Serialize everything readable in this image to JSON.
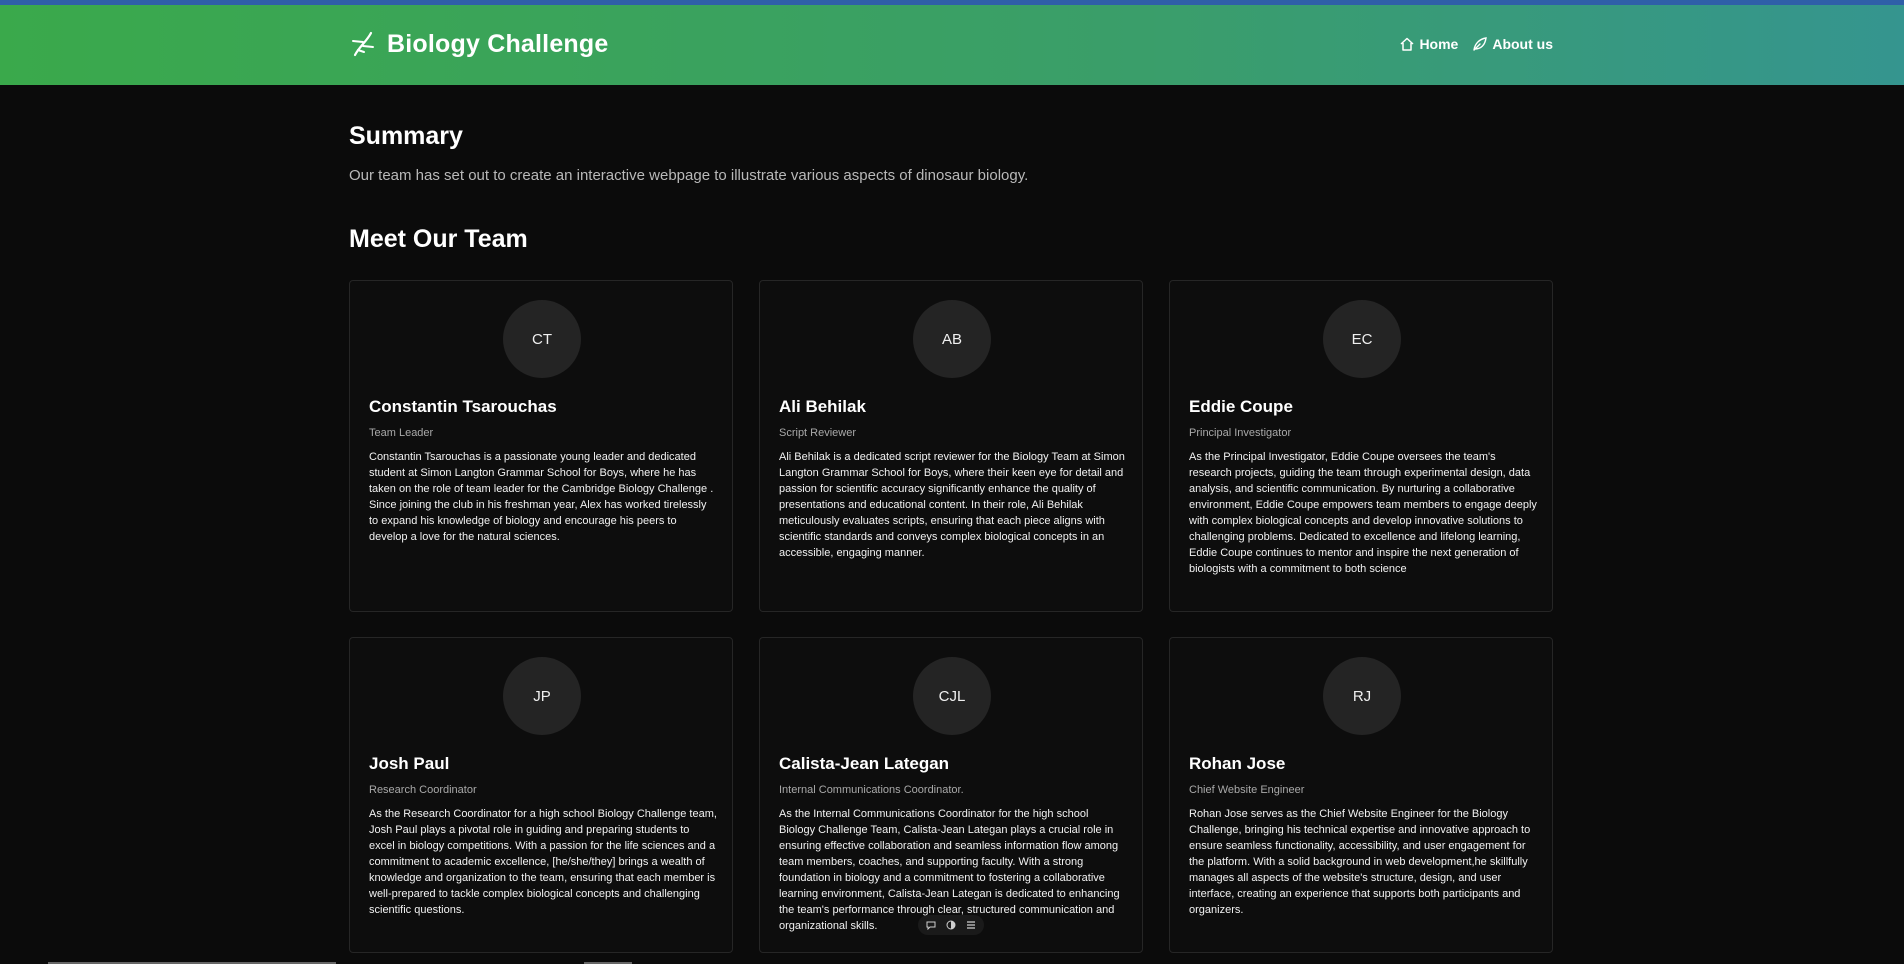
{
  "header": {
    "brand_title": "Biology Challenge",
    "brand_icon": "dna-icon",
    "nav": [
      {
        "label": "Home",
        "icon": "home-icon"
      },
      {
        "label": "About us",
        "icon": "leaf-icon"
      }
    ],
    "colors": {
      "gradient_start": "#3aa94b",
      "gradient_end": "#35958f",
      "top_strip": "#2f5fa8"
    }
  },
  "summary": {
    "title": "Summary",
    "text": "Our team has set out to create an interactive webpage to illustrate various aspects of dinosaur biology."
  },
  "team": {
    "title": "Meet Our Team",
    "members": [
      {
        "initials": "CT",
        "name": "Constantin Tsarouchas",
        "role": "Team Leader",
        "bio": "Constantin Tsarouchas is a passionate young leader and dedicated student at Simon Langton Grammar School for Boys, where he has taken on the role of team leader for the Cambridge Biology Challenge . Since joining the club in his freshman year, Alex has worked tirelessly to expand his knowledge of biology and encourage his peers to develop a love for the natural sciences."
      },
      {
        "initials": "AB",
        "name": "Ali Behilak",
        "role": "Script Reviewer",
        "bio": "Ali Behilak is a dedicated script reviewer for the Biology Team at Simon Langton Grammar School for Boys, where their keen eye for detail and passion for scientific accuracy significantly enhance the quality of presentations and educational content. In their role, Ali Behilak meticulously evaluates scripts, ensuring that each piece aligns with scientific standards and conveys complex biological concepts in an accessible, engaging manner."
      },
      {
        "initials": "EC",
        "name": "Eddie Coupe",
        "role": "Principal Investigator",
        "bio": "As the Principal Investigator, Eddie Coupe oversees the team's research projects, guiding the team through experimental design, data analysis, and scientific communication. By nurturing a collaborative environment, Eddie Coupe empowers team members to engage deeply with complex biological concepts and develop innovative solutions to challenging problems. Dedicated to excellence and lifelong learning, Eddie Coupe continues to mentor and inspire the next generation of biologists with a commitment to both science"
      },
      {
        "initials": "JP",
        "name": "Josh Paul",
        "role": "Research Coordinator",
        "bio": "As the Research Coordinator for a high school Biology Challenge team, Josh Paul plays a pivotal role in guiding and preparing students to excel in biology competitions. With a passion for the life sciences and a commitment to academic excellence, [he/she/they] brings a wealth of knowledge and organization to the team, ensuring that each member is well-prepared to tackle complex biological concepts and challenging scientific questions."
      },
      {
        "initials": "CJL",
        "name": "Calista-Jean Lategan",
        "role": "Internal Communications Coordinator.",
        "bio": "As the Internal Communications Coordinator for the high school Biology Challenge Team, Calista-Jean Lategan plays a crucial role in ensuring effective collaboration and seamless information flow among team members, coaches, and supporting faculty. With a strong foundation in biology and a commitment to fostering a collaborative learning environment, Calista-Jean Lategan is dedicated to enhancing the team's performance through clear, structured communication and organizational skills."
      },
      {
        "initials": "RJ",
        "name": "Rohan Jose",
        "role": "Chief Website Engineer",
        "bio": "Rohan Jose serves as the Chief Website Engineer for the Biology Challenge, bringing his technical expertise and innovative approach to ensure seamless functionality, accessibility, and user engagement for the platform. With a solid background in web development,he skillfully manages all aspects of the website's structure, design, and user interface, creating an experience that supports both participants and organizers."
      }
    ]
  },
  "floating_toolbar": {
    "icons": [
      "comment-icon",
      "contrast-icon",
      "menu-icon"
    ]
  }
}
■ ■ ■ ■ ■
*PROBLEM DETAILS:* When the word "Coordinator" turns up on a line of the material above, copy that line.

*RESPONSE:*
        "role": "Research Coordinator",
        "bio": "As the Research Coordinator for a high school Biology Challenge team, Josh Paul plays a pivotal role in guiding and preparing students to excel in biology competitions. With a passion for the life sciences and a commitment to academic excellence, [he/she/they] brings a wealth of knowledge and organization to the team, ensuring that each member is well-prepared to tackle complex biological concepts and challenging scientific questions."
        "role": "Internal Communications Coordinator.",
        "bio": "As the Internal Communications Coordinator for the high school Biology Challenge Team, Calista-Jean Lategan plays a crucial role in ensuring effective collaboration and seamless information flow among team members, coaches, and supporting faculty. With a strong foundation in biology and a commitment to fostering a collaborative learning environment, Calista-Jean Lategan is dedicated to enhancing the team's performance through clear, structured communication and organizational skills."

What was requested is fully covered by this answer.